Sustainability had become a bit of a dirty word in fashion because it basically meant that you walked around wearing hemp clothing and cork shoes (ok perhaps that‚Äôs a bit unfair), but obviously we‚Äôve come to realise there‚Äôs more to it than that. And this is because fashion designers started being taught within our institutions to really consider how they do sustainable luxury. Sustainable luxury is about provenance, it‚Äôs about a fair wage, it‚Äôs about a high quality in design; making clothes that last. It‚Äôs so easy to talk about sustainability in the context of luxury fashion, it‚Äôs much harder to talk about sustainability in the context of fast fashion. So what we‚Äôre also saying is fast fashion as a model cannot be something that we proliferate. I‚Äôm so shocked to hear that there are some colleges who are actually teaching their students how to design for fast fashion. Why are you teaching them that? You should be teaching them what new sustainability means. How do you get people to buy things forever, for life? How do you make people buy less? What services can be designed to enable clothing libraries that people subscribe to. If fast fashion answers to this need for newness, then how do you create a platform that enables people to have newness, but not because we‚Äôre making stuff every day, because we‚Äôre sharing it amongst ourselves. So looking at different fashion business models is really interesting.

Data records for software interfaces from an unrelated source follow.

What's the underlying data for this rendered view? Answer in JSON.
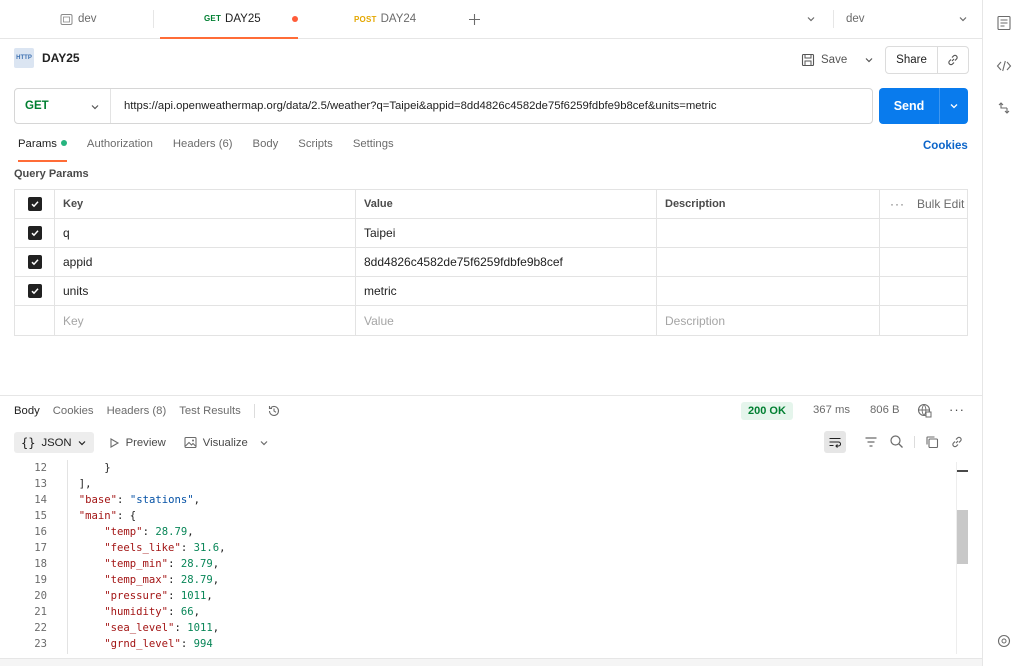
{
  "tabs": {
    "env_left": "dev",
    "items": [
      {
        "method": "GET",
        "name": "DAY25",
        "color": "#ff6c37"
      },
      {
        "method": "POST",
        "name": "DAY24",
        "color": "#e4a700"
      }
    ],
    "env_right": "dev"
  },
  "request": {
    "badge": "HTTP",
    "name": "DAY25",
    "save_label": "Save",
    "share_label": "Share",
    "method": "GET",
    "url": "https://api.openweathermap.org/data/2.5/weather?q=Taipei&appid=8dd4826c4582de75f6259fdbfe9b8cef&units=metric",
    "send_label": "Send"
  },
  "req_tabs": {
    "params": "Params",
    "authorization": "Authorization",
    "headers": "Headers (6)",
    "body": "Body",
    "scripts": "Scripts",
    "settings": "Settings",
    "cookies": "Cookies"
  },
  "query_params": {
    "title": "Query Params",
    "headers": {
      "key": "Key",
      "value": "Value",
      "description": "Description",
      "bulk_edit": "Bulk Edit"
    },
    "rows": [
      {
        "key": "q",
        "value": "Taipei"
      },
      {
        "key": "appid",
        "value": "8dd4826c4582de75f6259fdbfe9b8cef"
      },
      {
        "key": "units",
        "value": "metric"
      }
    ],
    "placeholder": {
      "key": "Key",
      "value": "Value",
      "description": "Description"
    }
  },
  "response": {
    "tabs": {
      "body": "Body",
      "cookies": "Cookies",
      "headers": "Headers (8)",
      "test_results": "Test Results"
    },
    "status": "200 OK",
    "time": "367 ms",
    "size": "806 B",
    "format": "JSON",
    "preview": "Preview",
    "visualize": "Visualize"
  },
  "code_lines": [
    {
      "num": "12",
      "indent": "      ",
      "parts": [
        {
          "t": "}",
          "c": "p"
        }
      ]
    },
    {
      "num": "13",
      "indent": "  ",
      "parts": [
        {
          "t": "],",
          "c": "p"
        }
      ]
    },
    {
      "num": "14",
      "indent": "  ",
      "parts": [
        {
          "t": "\"base\"",
          "c": "k"
        },
        {
          "t": ": ",
          "c": "p"
        },
        {
          "t": "\"stations\"",
          "c": "s"
        },
        {
          "t": ",",
          "c": "p"
        }
      ]
    },
    {
      "num": "15",
      "indent": "  ",
      "parts": [
        {
          "t": "\"main\"",
          "c": "k"
        },
        {
          "t": ": {",
          "c": "p"
        }
      ]
    },
    {
      "num": "16",
      "indent": "      ",
      "parts": [
        {
          "t": "\"temp\"",
          "c": "k"
        },
        {
          "t": ": ",
          "c": "p"
        },
        {
          "t": "28.79",
          "c": "n"
        },
        {
          "t": ",",
          "c": "p"
        }
      ]
    },
    {
      "num": "17",
      "indent": "      ",
      "parts": [
        {
          "t": "\"feels_like\"",
          "c": "k"
        },
        {
          "t": ": ",
          "c": "p"
        },
        {
          "t": "31.6",
          "c": "n"
        },
        {
          "t": ",",
          "c": "p"
        }
      ]
    },
    {
      "num": "18",
      "indent": "      ",
      "parts": [
        {
          "t": "\"temp_min\"",
          "c": "k"
        },
        {
          "t": ": ",
          "c": "p"
        },
        {
          "t": "28.79",
          "c": "n"
        },
        {
          "t": ",",
          "c": "p"
        }
      ]
    },
    {
      "num": "19",
      "indent": "      ",
      "parts": [
        {
          "t": "\"temp_max\"",
          "c": "k"
        },
        {
          "t": ": ",
          "c": "p"
        },
        {
          "t": "28.79",
          "c": "n"
        },
        {
          "t": ",",
          "c": "p"
        }
      ]
    },
    {
      "num": "20",
      "indent": "      ",
      "parts": [
        {
          "t": "\"pressure\"",
          "c": "k"
        },
        {
          "t": ": ",
          "c": "p"
        },
        {
          "t": "1011",
          "c": "n"
        },
        {
          "t": ",",
          "c": "p"
        }
      ]
    },
    {
      "num": "21",
      "indent": "      ",
      "parts": [
        {
          "t": "\"humidity\"",
          "c": "k"
        },
        {
          "t": ": ",
          "c": "p"
        },
        {
          "t": "66",
          "c": "n"
        },
        {
          "t": ",",
          "c": "p"
        }
      ]
    },
    {
      "num": "22",
      "indent": "      ",
      "parts": [
        {
          "t": "\"sea_level\"",
          "c": "k"
        },
        {
          "t": ": ",
          "c": "p"
        },
        {
          "t": "1011",
          "c": "n"
        },
        {
          "t": ",",
          "c": "p"
        }
      ]
    },
    {
      "num": "23",
      "indent": "      ",
      "parts": [
        {
          "t": "\"grnd_level\"",
          "c": "k"
        },
        {
          "t": ": ",
          "c": "p"
        },
        {
          "t": "994",
          "c": "n"
        }
      ]
    }
  ]
}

H&M, for example, is working really, really hard to tackle a lot of these questions but at the same time they’re too big to change their current model – they have shareholders after all. They‚Äôre still opening flagship shops and moving further afield into emerging economies. So in my view they’re damned if they do, damned if they don‚Äôt. This is the challenge we face, that ultimately we have fashion brands that are too big, even luxury fashion brands, because luxury has become fast fashion now, to completely transform.¬†So what‚Äôs really interesting to look at are the new people who are coming out of fashion colleges who are establishing brands that are more streamlined, niche, local yet global facing.¬†We can‚Äôt wait for the big fashion groups to bring about the most innovative changes to industry and inspire a holistic psychology of consumption; this one‚Äôs going to be a bottom-up kind of revolution.